PROVIDED DATA:
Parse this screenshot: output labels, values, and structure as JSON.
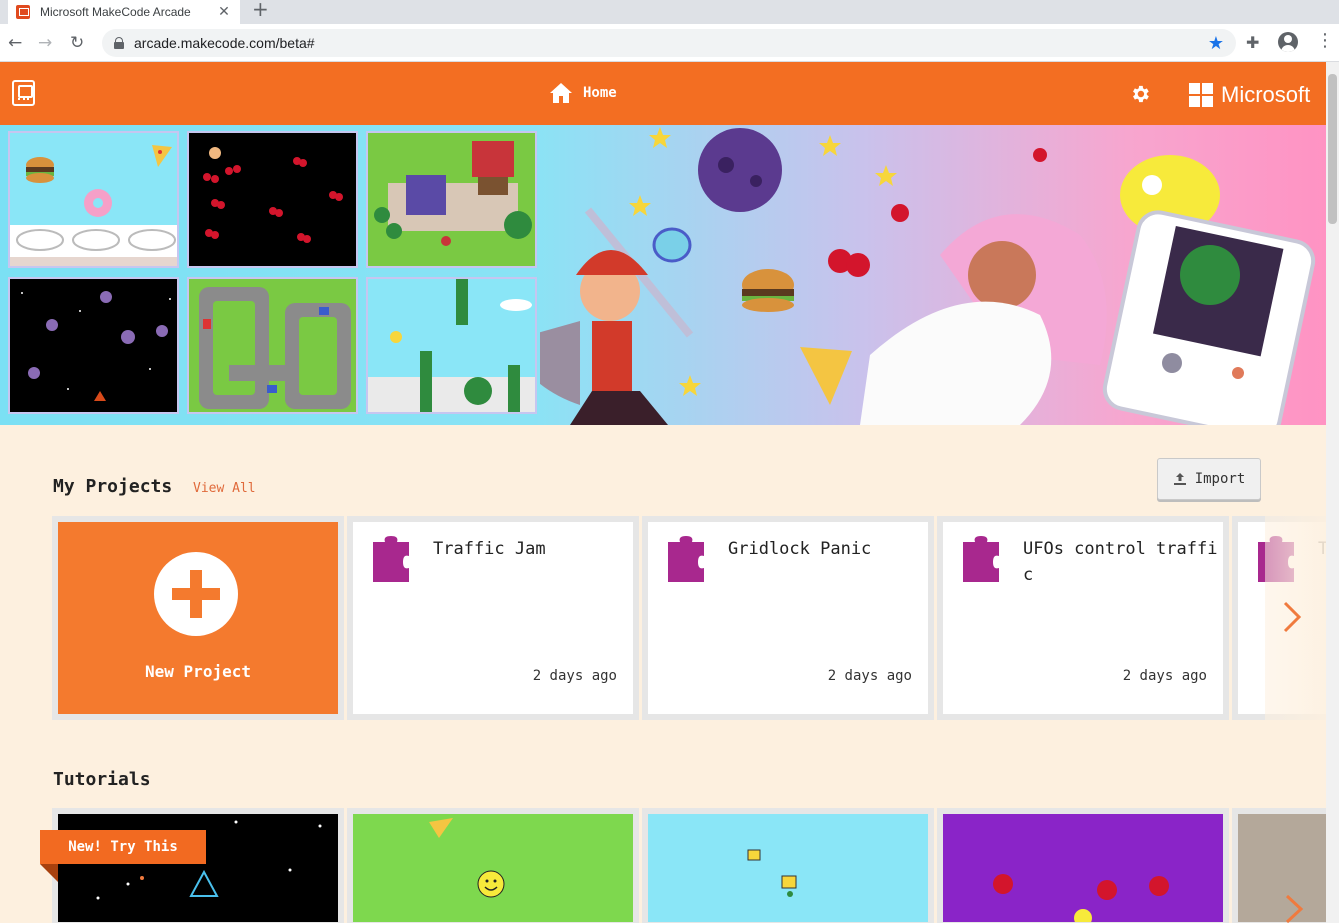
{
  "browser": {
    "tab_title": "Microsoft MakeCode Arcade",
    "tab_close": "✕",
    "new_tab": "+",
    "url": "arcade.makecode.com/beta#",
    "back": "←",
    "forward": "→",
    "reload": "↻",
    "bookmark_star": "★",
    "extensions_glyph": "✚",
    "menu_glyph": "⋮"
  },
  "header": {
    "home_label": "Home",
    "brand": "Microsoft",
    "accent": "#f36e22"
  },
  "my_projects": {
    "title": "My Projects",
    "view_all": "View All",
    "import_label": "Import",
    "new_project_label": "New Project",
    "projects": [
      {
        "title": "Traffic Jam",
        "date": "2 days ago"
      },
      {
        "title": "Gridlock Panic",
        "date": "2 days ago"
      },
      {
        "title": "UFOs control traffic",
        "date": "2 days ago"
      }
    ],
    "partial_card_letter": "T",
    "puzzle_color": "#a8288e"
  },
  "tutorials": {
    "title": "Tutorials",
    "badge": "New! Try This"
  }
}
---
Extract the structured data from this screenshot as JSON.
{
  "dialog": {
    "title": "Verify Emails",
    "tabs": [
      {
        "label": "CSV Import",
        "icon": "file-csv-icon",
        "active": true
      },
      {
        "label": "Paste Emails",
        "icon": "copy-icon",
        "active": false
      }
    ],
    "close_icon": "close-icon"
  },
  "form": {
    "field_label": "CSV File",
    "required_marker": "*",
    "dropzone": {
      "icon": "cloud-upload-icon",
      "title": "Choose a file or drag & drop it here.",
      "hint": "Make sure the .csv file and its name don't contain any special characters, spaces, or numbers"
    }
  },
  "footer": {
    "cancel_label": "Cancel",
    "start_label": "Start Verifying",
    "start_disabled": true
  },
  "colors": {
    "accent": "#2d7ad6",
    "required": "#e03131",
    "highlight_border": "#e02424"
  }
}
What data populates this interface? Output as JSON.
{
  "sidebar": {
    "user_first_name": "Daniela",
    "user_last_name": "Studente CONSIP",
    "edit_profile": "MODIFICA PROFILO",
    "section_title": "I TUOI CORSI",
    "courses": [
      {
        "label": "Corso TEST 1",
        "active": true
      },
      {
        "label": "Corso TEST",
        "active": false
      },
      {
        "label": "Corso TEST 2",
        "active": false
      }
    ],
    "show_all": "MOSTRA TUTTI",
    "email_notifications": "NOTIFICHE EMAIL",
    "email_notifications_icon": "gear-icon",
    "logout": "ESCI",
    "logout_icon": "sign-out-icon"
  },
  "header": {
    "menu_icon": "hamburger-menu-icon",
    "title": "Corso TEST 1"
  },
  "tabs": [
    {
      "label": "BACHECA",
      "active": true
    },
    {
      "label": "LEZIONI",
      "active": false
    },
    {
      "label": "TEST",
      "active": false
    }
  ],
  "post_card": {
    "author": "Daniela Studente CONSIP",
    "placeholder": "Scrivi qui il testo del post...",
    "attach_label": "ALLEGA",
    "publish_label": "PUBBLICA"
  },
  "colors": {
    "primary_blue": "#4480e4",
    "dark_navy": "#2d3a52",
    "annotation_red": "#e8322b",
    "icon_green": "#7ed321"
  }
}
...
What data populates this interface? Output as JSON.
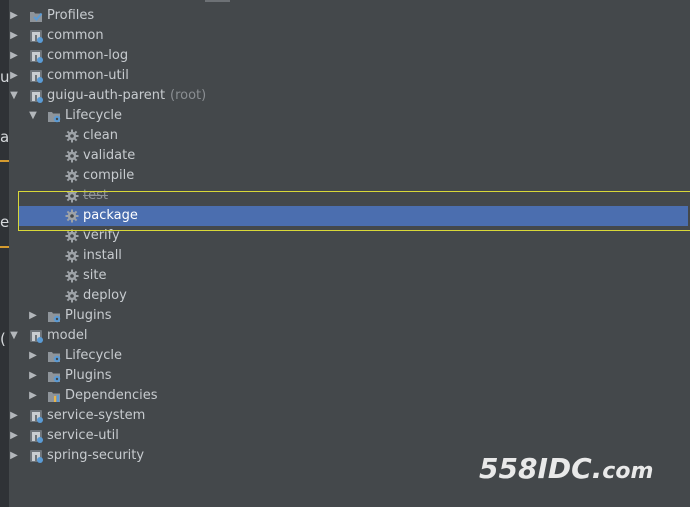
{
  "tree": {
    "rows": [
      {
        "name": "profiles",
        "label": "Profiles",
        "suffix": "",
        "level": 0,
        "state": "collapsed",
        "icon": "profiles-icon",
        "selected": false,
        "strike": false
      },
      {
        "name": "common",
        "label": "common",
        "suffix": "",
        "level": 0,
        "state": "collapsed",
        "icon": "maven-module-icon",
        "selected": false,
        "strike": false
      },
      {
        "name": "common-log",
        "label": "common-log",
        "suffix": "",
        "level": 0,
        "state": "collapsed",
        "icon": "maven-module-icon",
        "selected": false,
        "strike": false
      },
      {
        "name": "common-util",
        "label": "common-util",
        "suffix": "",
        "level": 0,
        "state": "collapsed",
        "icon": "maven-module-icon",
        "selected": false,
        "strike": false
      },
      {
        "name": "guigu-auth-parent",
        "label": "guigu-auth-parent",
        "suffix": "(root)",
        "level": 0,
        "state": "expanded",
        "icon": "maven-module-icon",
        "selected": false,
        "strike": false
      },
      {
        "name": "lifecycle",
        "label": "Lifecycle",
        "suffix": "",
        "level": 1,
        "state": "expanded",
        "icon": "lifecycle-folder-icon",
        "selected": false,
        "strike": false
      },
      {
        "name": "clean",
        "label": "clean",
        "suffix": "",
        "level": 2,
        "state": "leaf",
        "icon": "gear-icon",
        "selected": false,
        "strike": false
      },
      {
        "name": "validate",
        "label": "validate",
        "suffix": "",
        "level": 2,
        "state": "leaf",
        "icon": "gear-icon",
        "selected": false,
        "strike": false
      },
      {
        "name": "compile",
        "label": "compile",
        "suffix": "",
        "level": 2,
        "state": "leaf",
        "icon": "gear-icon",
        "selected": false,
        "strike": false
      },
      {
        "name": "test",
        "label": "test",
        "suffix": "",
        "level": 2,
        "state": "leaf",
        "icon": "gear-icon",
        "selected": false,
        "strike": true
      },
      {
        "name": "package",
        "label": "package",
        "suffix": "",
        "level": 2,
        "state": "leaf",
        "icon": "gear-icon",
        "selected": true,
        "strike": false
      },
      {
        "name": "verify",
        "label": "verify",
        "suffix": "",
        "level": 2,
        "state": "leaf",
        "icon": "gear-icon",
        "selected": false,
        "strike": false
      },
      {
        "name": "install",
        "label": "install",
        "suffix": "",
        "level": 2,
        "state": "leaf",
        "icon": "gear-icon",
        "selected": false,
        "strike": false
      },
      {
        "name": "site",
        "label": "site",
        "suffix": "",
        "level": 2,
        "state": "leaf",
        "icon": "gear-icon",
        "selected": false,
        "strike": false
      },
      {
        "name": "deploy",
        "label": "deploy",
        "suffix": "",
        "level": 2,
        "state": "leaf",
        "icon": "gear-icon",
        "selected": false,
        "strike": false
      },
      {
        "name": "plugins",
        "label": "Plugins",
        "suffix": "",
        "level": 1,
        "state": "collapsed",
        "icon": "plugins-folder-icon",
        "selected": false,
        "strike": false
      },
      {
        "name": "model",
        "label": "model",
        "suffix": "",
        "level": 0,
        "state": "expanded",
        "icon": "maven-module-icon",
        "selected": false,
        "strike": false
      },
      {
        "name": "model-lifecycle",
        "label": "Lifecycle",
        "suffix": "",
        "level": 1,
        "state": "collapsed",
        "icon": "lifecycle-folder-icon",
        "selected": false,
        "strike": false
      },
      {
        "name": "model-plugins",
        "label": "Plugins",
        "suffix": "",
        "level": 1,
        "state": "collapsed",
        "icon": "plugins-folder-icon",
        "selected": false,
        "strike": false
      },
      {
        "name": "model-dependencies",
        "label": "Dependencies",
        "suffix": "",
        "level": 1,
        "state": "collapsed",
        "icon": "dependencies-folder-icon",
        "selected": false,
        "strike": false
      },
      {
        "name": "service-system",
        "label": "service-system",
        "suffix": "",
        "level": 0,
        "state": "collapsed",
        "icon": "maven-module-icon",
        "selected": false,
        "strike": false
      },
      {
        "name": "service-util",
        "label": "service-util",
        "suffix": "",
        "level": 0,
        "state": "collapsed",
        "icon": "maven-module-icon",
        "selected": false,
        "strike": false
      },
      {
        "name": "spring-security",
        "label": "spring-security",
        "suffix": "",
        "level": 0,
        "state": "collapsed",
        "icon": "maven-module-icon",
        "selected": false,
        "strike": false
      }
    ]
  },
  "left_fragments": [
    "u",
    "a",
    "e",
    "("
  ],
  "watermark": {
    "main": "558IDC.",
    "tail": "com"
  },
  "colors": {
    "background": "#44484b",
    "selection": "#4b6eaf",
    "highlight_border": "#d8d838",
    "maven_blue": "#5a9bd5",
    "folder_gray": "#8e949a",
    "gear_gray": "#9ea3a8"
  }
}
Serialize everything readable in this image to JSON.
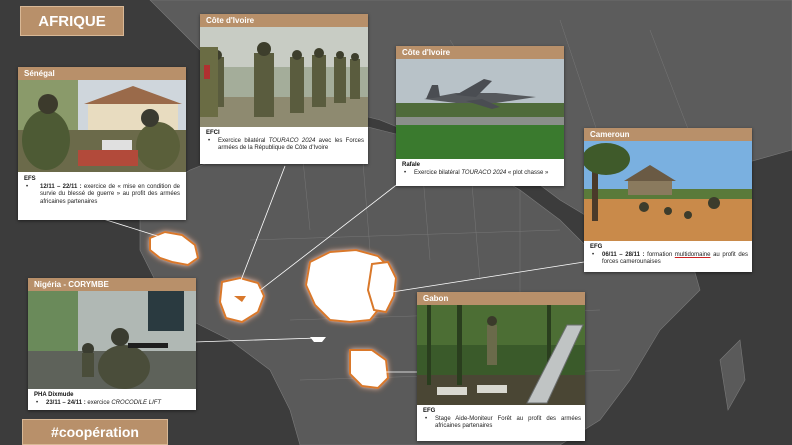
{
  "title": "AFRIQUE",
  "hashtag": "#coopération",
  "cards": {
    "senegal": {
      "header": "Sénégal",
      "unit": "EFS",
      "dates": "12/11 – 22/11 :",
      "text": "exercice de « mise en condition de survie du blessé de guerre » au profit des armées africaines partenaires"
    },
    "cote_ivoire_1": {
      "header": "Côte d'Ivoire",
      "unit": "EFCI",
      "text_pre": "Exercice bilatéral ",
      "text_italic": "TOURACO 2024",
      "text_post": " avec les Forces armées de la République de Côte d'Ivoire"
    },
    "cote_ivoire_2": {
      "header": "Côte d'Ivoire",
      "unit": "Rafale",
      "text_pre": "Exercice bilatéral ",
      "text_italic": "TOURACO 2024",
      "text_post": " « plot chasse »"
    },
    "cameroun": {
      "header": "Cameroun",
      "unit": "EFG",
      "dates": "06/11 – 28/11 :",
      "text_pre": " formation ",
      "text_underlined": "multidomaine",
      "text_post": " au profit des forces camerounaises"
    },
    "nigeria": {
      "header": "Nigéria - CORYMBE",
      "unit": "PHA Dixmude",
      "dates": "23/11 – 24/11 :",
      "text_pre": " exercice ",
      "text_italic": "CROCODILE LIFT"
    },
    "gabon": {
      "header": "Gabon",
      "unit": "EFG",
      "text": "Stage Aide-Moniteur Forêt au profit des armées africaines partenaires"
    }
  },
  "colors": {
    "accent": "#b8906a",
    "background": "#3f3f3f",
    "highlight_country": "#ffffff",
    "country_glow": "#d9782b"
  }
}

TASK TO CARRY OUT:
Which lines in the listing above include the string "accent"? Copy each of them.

EXERCISE OUTPUT:
    "accent": "#f36e22"
    "accent": "#2d7ad6",
    "accent": "#b8906a",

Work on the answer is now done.